The 2019 Sustainable Procurement Barometer is here, with some key insights on the current state of sustainable procurement and trends for how organizations around the globe are tackling sustainability in their supply chains.
Our Barometer is biennial and surveys companies around the world about their priorities, approaches and tools when it comes to sustainability. This year marked a significant difference in the types of organizations who participated, uncovering interesting distinctions between organizations with mature sustainable procurement programs and those perhaps at the start of their journey. Overall, we’re seeing continued evolution in the sustainable procurement market as awareness, importance and investment in sustainable procurement initiatives continue to grow and drive business value.
Here are the top trends revealed this year:
- Overall, sustainability awareness is growing. The percentage of companies having between 25 and 75 percent of high-risk and strategic suppliers covered by sustainability programs remains at the same level. Given the wider pool of respondents this year, this actually indicates progress, signaling that more organizations are launching sustainability initiatives – they just need time to scale up their programs. Additionally, we found that commitment to sustainable procurement programs has increased to 81 percent and executive board support has grown significantly in the past six years – only seen as a challenge for 13 percent of respondents. All indications that more organizations are embracing sustainable procurement practices and those already in the journey are seeing greater executive involvement and investment.
- A very real and risky compliance trap. More organizations than ever before (66 percent) cite complying with regulations as a critically important aspect of their sustainable procurement initiative, compared to 27 percent in 2017. This is likely due to an increasingly stringent regulatory landscape, but we’re seeing many organizations fall into a “compliance trap,” where they are underinvesting in the short term to essentially check the regulatory boxes, but stop short of driving more value from suppliers and achieve greater business performance from more holistic and collaborative programs. In the long term, this approach is also less cost-effective and poses higher risk.
- Shifting priorities to social and labor themes. In our 2017 Barometer study, we saw for the first time a shift in focus towards human rights/labor and business ethics initiatives within sustainable procurement programs. Attention was shifting away from environmentally-oriented concerns, and we saw similar results in this year’s study. 34 percent of procurement organizations said that labor and human rights practices have become significantly more important over the past three years, 33 percent said the same for business ethics and only 22 percent observed the shift toward environmental concerns.
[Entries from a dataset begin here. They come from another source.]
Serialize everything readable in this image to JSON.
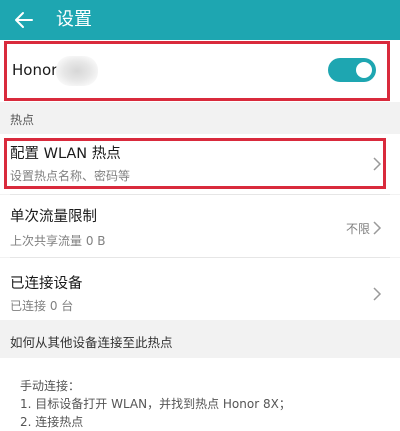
{
  "topbar": {
    "title": "设置",
    "bg_color": "#1ea6b1",
    "back_icon": "arrow-left-icon"
  },
  "hotspot": {
    "name": "Honor",
    "enabled": true,
    "toggle_color": "#1ea6b1"
  },
  "section_hotspot": {
    "title": "热点"
  },
  "config_wlan": {
    "title": "配置 WLAN 热点",
    "subtitle": "设置热点名称、密码等",
    "icon": "chevron-right-icon"
  },
  "data_limit": {
    "title": "单次流量限制",
    "subtitle": "上次共享流量 0 B",
    "value": "不限",
    "icon": "chevron-right-icon"
  },
  "connected_devices": {
    "title": "已连接设备",
    "subtitle": "已连接 0 台",
    "icon": "chevron-right-icon"
  },
  "section_help": {
    "title": "如何从其他设备连接至此热点"
  },
  "help": {
    "line1": "手动连接：",
    "line2": "1. 目标设备打开 WLAN，并找到热点 Honor 8X；",
    "line3": "2. 连接热点"
  },
  "annotation_color": "#d92a3c"
}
Several factors could be influencing this shift, such as the perception that environmental concerns are adequately covered by compliance standards. Additionally, we hypothesized that organizations may find it easier to introduce and enforce codes of conduct for labor and ethics issues versus asking for infrastructural changes.
The other overarching theme from the study, which was conducted with our research partner, the NYU Stern Center for Sustainable Business, is the drive toward Return on Sustainability Investment (ROSITM) and the push towards measuring sustainable procurement programs through financial and other business metrics – breaking down silos and proving the bottom-line impact of these programs as they are well-positioned to manage risk along the supply chain, drive innovation through supplier bases and realize new competitive advantages.
Stay tuned for additional dives into these trends and other findings from this year’s Barometer, which are coming soon, and download the full 2019 Sustainable Procurement Barometer to read the results and analysis in the meantime.
Download the full 2019 Sustainable Procurement Barometer